Sheffield Only Half Right On Race Issue

By Michael Rosenberg
Updated: June 7, 2007

ETROIT — Gary Sheffield gave the right answer to a question he wasn’t asked.

Yes, Latino baseball players are “easier to control” than American-born players. No, this does not remotely explain the dearth of African-American major leaguers.

And it’s a shame that the Tiger’s comments got thrown into The Great American Racial-Comment Shredder (available everywhere — and it runs on hot air!). Sheffield made a worthwhile point, and this is exactly the right time to make it.

Thursday, Major League Baseball began its amateur draft. Over 3,000 players will be chosen. The vast majority have not graduated from college, will not make the major leagues and won’t make much money in baseball.

The sport sifts through talent like a drunk billionaire — buy everything and toss out most of it later. And Latino players absolutely get the worst of it.

Willie Horton told me Wednesday that when Mike Ilitch hired him as a consultant, in the summer of 2001, he went on a three-week tour of the Tigers’ various farm clubs. He ended up in Lakeland, Fla., where he was appalled to see the living standards of a few Tigers prospects.

“They brought them over here without visas,” Horton said. The players “wanted to go back home. They couldn’t go off base. You send them home or they go to jail. I gave them money to buy toothpaste, miscellaneous things.

“I had to come out and give a hundred dollars out of my pocket. They didn’t have money for anything. Those were Spanish players with the Tigers organization.”

Times have changed, both for the country (since 9/11, security regulations have tightened) and in the Tigers organization (Dave Dombrowski has helped modernize the team’s operations). Horton said he can’t imagine that happening to Tiger farmhands now.

But the attitude hasn’t really changed. Compared with their American-born counterparts, Latino players are like migrant workers. They deal with lousy work conditions because the alternative — going home, often to a poverty-stricken area — is so unappealing. On every rung of the ladder, they are afraid of getting sent home. Yes, this makes them “easier to control.”

So Sheffield is right about that, and kudos to him for saying it. But he also said this explains why there are so few black players in the majors. He is wrong about that.

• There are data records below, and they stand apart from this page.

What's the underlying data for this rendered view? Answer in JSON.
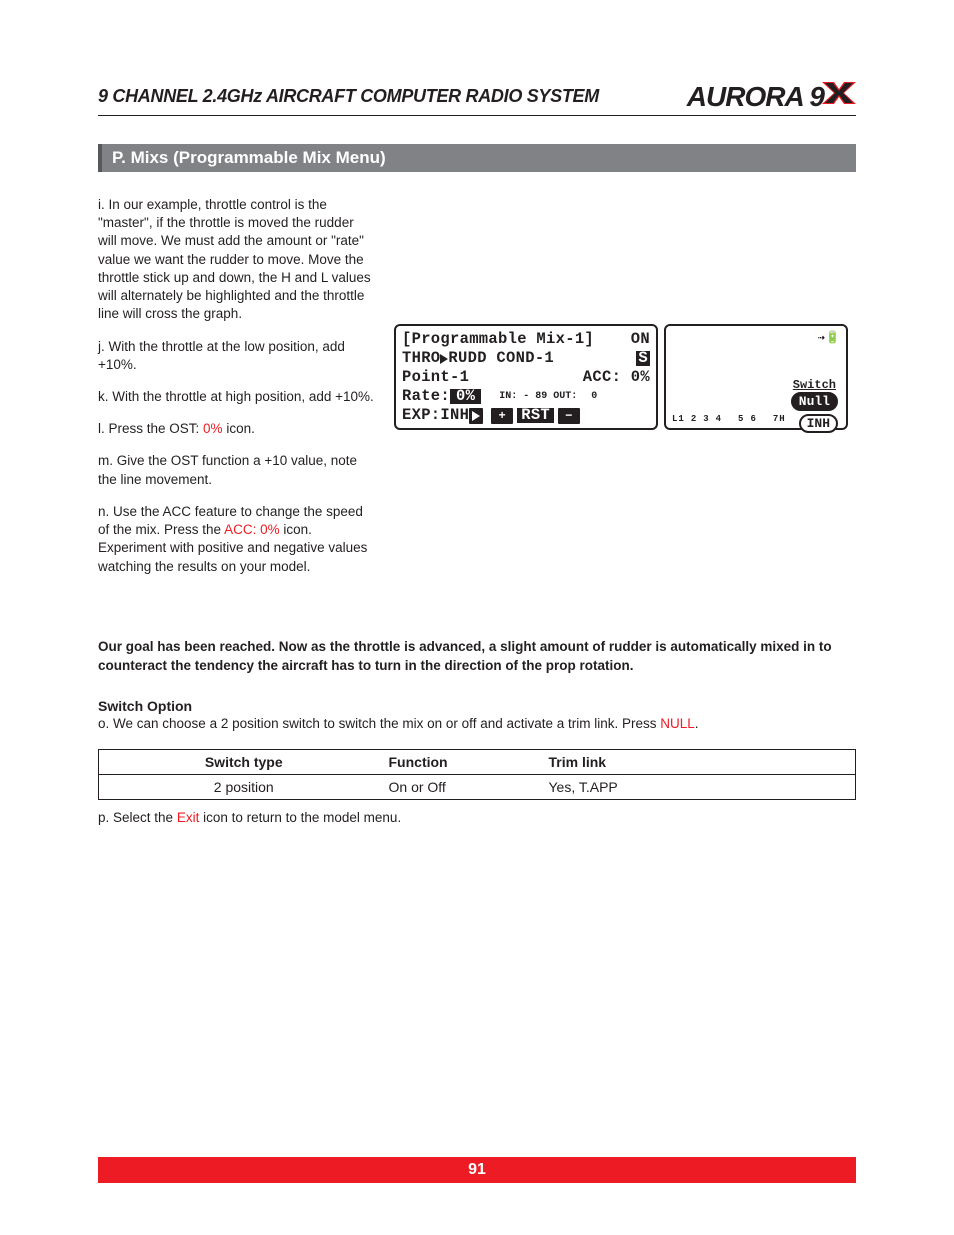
{
  "header": {
    "title": "9 CHANNEL 2.4GHz AIRCRAFT COMPUTER RADIO SYSTEM",
    "logo_main": "AURORA 9",
    "logo_suffix_alt": "X logo mark"
  },
  "section_title": "P. Mixs (Programmable Mix Menu)",
  "steps": {
    "i": "i. In our example, throttle control is the \"master\", if the throttle is moved the rudder will move. We must add the amount or \"rate\" value we want the rudder to move. Move the throttle stick up and down, the H and L values will alternately be highlighted and the throttle line will cross the graph.",
    "j": "j. With the throttle at the low position, add +10%.",
    "k": "k. With the throttle at high position, add +10%.",
    "l_pre": "l. Press the OST: ",
    "l_red": "0%",
    "l_post": " icon.",
    "m": "m. Give the OST function a +10 value, note the line movement.",
    "n_pre": "n. Use the ACC feature to change the speed of the mix.  Press the ",
    "n_red": "ACC: 0%",
    "n_post": " icon. Experiment with positive and negative values watching the results on your model."
  },
  "lcd": {
    "l1_a": "[Programmable Mix-1]",
    "l1_b": "ON",
    "l2_a": "THRO",
    "l2_b": "RUDD COND-1",
    "l2_s": "S",
    "l3_a": "Point-1",
    "l3_b": "ACC: 0%",
    "l4_a": "Rate:",
    "l4_inv": "0%",
    "l4_b": "IN: - 89 OUT:",
    "l4_c": "0",
    "l5_a": "EXP:INH",
    "l5_plus": "+",
    "l5_rst": "RST",
    "l5_minus": "−",
    "right_rf": "⇢🔋",
    "right_switch": "Switch",
    "right_null": "Null",
    "right_inh": "INH",
    "right_ticks_left": "L1",
    "right_ticks_right": "7H",
    "right_ticks": [
      "2",
      "3",
      "4",
      "5",
      "6"
    ]
  },
  "goal": "Our goal has been reached. Now as the throttle is advanced, a slight amount of rudder is automatically mixed in to counteract the tendency the aircraft has to turn in the direction of the prop rotation.",
  "switch_option": {
    "heading": "Switch Option",
    "o_pre": "o. We can choose a 2 position switch to switch the mix on or off and activate a trim link. Press ",
    "o_red": "NULL",
    "o_post": "."
  },
  "table": {
    "h1": "Switch type",
    "h2": "Function",
    "h3": "Trim link",
    "r1c1": "2 position",
    "r1c2": "On or Off",
    "r1c3": "Yes, T.APP"
  },
  "after": {
    "p_pre": "p. Select the ",
    "p_red": "Exit",
    "p_post": " icon to return to the model menu."
  },
  "page_number": "91"
}
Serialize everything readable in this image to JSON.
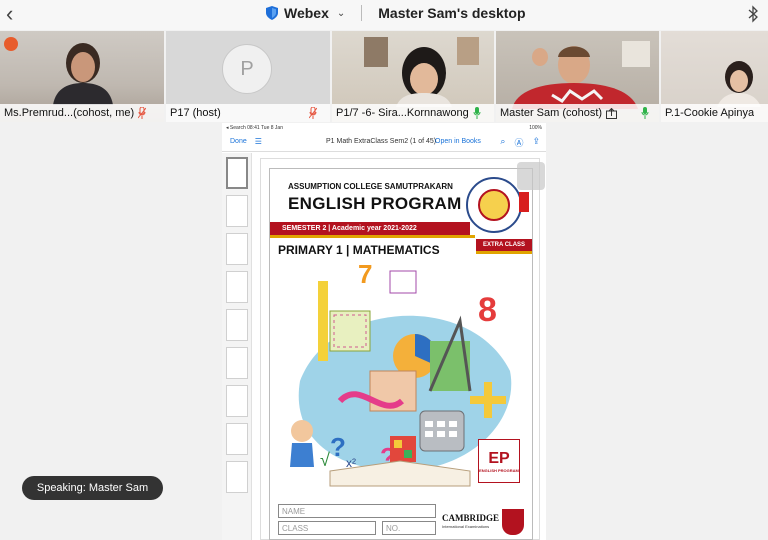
{
  "topbar": {
    "back_icon": "chevron-left-icon",
    "app_name": "Webex",
    "desktop_title": "Master Sam's desktop"
  },
  "participants": [
    {
      "name": "Ms.Premrud...(cohost, me)",
      "mic": "muted"
    },
    {
      "name": "P17 (host)",
      "mic": "muted",
      "avatar_letter": "P"
    },
    {
      "name": "P1/7 -6- Sira...Kornnawong",
      "mic": "active"
    },
    {
      "name": "Master Sam (cohost)",
      "mic": "active",
      "sharing": true
    },
    {
      "name": "P.1-Cookie Apinya"
    }
  ],
  "shared_screen": {
    "status_left": "◂ Search  08:41  Tue 8 Jan",
    "status_right": "100%",
    "done_label": "Done",
    "doc_title": "P1 Math ExtraClass Sem2 (1 of 45)",
    "open_in_books": "Open in Books",
    "cover": {
      "school": "ASSUMPTION COLLEGE SAMUTPRAKARN",
      "program": "ENGLISH PROGRAM",
      "semester": "SEMESTER 2  |  Academic year 2021-2022",
      "subject": "PRIMARY 1 | MATHEMATICS",
      "extra_class": "EXTRA CLASS",
      "ep_logo_letters": "EP",
      "ep_logo_sub": "ENGLISH PROGRAM",
      "name_field": "NAME",
      "class_field": "CLASS",
      "no_field": "NO.",
      "cambridge": "CAMBRIDGE",
      "cambridge_sub": "International Examinations"
    }
  },
  "toast": {
    "speaking": "Speaking: Master Sam"
  },
  "colors": {
    "accent_red": "#b3121f",
    "accent_gold": "#e0a400",
    "link_blue": "#1a73d9",
    "webex_blue": "#1e6fd9",
    "mic_muted": "#e5533d",
    "mic_active": "#2fb34a"
  }
}
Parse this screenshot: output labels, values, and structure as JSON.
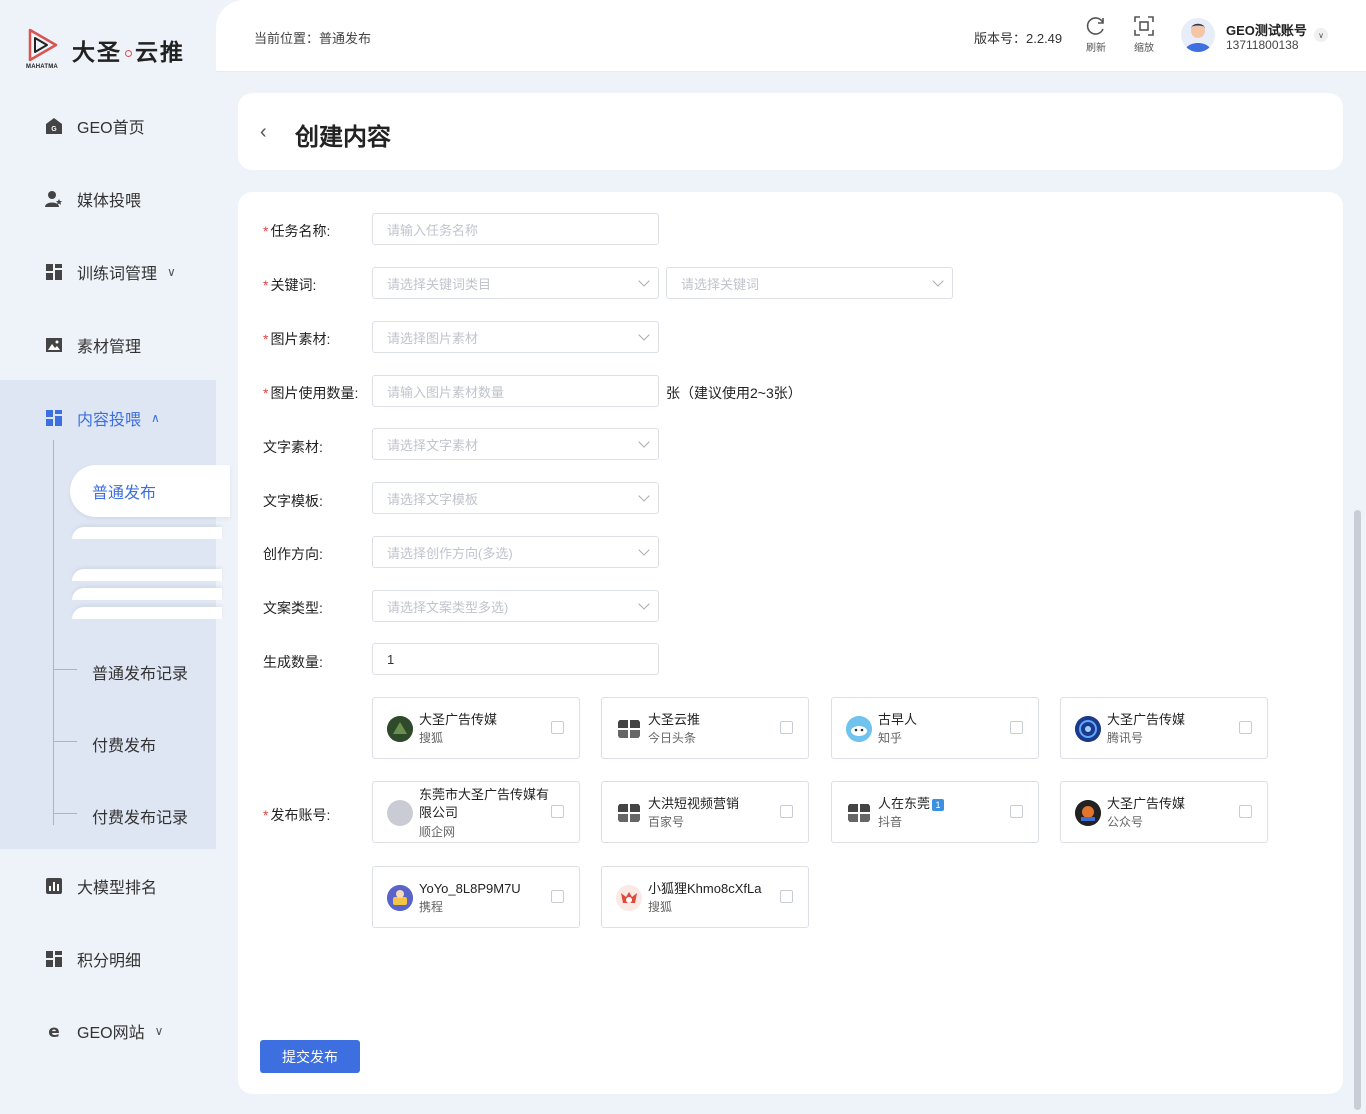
{
  "brand": {
    "name": "大圣",
    "name2": "云推",
    "sub": "MAHATMA"
  },
  "nav": {
    "items": [
      {
        "label": "GEO首页",
        "icon": "home-icon"
      },
      {
        "label": "媒体投喂",
        "icon": "user-star-icon"
      },
      {
        "label": "训练词管理",
        "icon": "grid-icon"
      },
      {
        "label": "素材管理",
        "icon": "image-icon"
      },
      {
        "label": "内容投喂",
        "icon": "grid-icon"
      },
      {
        "label": "大模型排名",
        "icon": "bar-chart-icon"
      },
      {
        "label": "积分明细",
        "icon": "grid-icon"
      },
      {
        "label": "GEO网站",
        "icon": "ie-icon"
      }
    ],
    "sub": [
      "普通发布",
      "普通发布记录",
      "付费发布",
      "付费发布记录"
    ]
  },
  "header": {
    "breadcrumb": "当前位置：普通发布",
    "version": "版本号：2.2.49",
    "refresh": "刷新",
    "zoom": "缩放",
    "user_name": "GEO测试账号",
    "user_phone": "13711800138"
  },
  "page": {
    "title": "创建内容"
  },
  "form": {
    "task_name": {
      "label": "任务名称:",
      "placeholder": "请输入任务名称"
    },
    "keyword": {
      "label": "关键词:",
      "placeholder1": "请选择关键词类目",
      "placeholder2": "请选择关键词"
    },
    "image": {
      "label": "图片素材:",
      "placeholder": "请选择图片素材"
    },
    "image_count": {
      "label": "图片使用数量:",
      "placeholder": "请输入图片素材数量",
      "hint": "张（建议使用2~3张）"
    },
    "text_material": {
      "label": "文字素材:",
      "placeholder": "请选择文字素材"
    },
    "text_template": {
      "label": "文字模板:",
      "placeholder": "请选择文字模板"
    },
    "direction": {
      "label": "创作方向:",
      "placeholder": "请选择创作方向(多选)"
    },
    "copy_type": {
      "label": "文案类型:",
      "placeholder": "请选择文案类型多选)"
    },
    "gen_count": {
      "label": "生成数量:",
      "value": "1"
    },
    "accounts_label": "发布账号:",
    "accounts": [
      {
        "name": "大圣广告传媒",
        "platform": "搜狐"
      },
      {
        "name": "大圣云推",
        "platform": "今日头条"
      },
      {
        "name": "古早人",
        "platform": "知乎"
      },
      {
        "name": "大圣广告传媒",
        "platform": "腾讯号"
      },
      {
        "name": "东莞市大圣广告传媒有限公司",
        "platform": "顺企网"
      },
      {
        "name": "大洪短视频营销",
        "platform": "百家号"
      },
      {
        "name": "人在东莞",
        "badge": "1",
        "platform": "抖音"
      },
      {
        "name": "大圣广告传媒",
        "platform": "公众号"
      },
      {
        "name": "YoYo_8L8P9M7U",
        "platform": "携程"
      },
      {
        "name": "小狐狸Khmo8cXfLa",
        "platform": "搜狐"
      }
    ],
    "submit": "提交发布"
  }
}
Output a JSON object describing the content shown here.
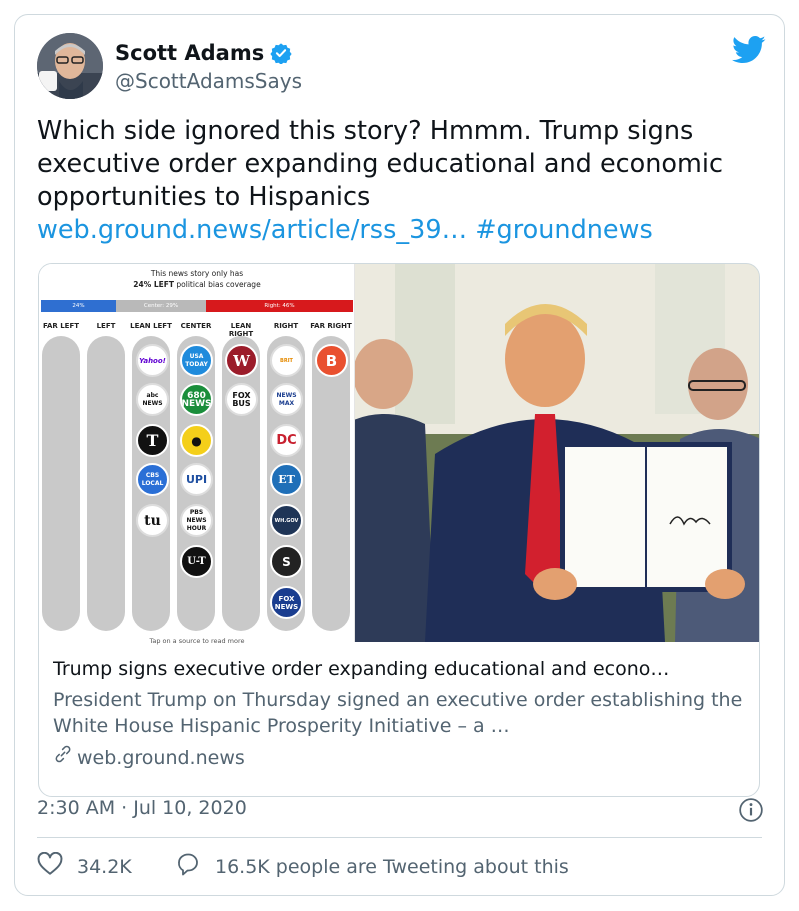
{
  "author": {
    "name": "Scott Adams",
    "handle": "@ScottAdamsSays"
  },
  "tweet": {
    "text": "Which side ignored this story? Hmmm. Trump signs executive order expanding educational and economic opportunities to Hispanics",
    "link": "web.ground.news/article/rss_39…",
    "hashtag": "#groundnews"
  },
  "chart": {
    "title_line1": "This news story only has",
    "title_bold": "24% LEFT",
    "title_rest": " political bias coverage",
    "bar": [
      {
        "label": "24%",
        "fraction": 0.24,
        "color": "#2f6fd1"
      },
      {
        "label": "Center: 29%",
        "fraction": 0.29,
        "color": "#b9b9b9"
      },
      {
        "label": "Right: 46%",
        "fraction": 0.47,
        "color": "#d7191c"
      }
    ],
    "columns": [
      "FAR LEFT",
      "LEFT",
      "LEAN LEFT",
      "CENTER",
      "LEAN RIGHT",
      "RIGHT",
      "FAR RIGHT"
    ],
    "footer": "Tap on a source to read more"
  },
  "card": {
    "title": "Trump signs executive order expanding educational and econo…",
    "description": "President Trump on Thursday signed an executive order establishing the White House Hispanic Prosperity Initiative – a …",
    "domain": "web.ground.news"
  },
  "meta": {
    "timestamp": "2:30 AM · Jul 10, 2020"
  },
  "actions": {
    "likes": "34.2K",
    "retweets": "16.5K people are Tweeting about this"
  },
  "colors": {
    "link": "#1b95e0",
    "twitter_blue": "#1da1f2",
    "secondary_text": "#536471"
  },
  "icons": [
    "verified-icon",
    "twitter-bird-icon",
    "link-icon",
    "info-icon",
    "heart-icon",
    "comment-icon"
  ]
}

“The main reason is economics,” said Don Motley, the executive director of the Negro Leagues Baseball Museum. “I still manage a college-level league that started in 1927, the Ban Johnson League. I am the first black manager they ever hired. I used to have half or maybe a third black ballplayers.

“Two years ago, I had two black ballplayers. A fixed-income person, their kids cannot afford to play this game anymore. To me, that’s what happened to these black kids who are not playing baseball.”

If there is a hoop in your neighborhood, you are just a basketball away from being able to practice. In baseball, you need bats, gloves, balls and a bunch of friends who can afford the equipment, too. It is much easier to start a pickup basketball game than a pickup baseball game.

In some Latin countries, baseball is so ingrained in the culture that kids will play with homemade bats, balls and no shoes. That’s not the case in America anymore.

The evolution of black baseball, from the Negro leagues to modern-day stars, is one of the great American stories of the 20th Century. (If you need a reminder, just read Joe Posnanski’s excellent book, “The Soul of Baseball.”) But the world did not stop spinning in 1964. Basketball became more popular, especially in urban areas, and so did a few other sports.

There simply aren’t as many black kids playing baseball as there were 20 or 40 years ago, and I don’t think that is so terrible. I have seen a few colleagues scream that baseball needs to do more to cultivate inner-city talent. Surely, that would be good for baseball, but would it really do much for the inner cities?

I have written numerous times about the lack of minority coaches and executives in various sports. To me, that is a clear injustice, because there is a pool of highly qualified candidates who simply aren’t getting a fair shake. This is different. Kids are choosing to play another sport. Is that so horrible?

If more black kids played baseball, I’m sure a few more would become big-league stars. Many more would find themselves at age 25 or 30 with no baseball future and no real skills outside of their sport.

This is the kind of chance Major League Baseball will offer in the draft today. I don’t really worry about the kids who don’t dream about it. I worry about the ones who do.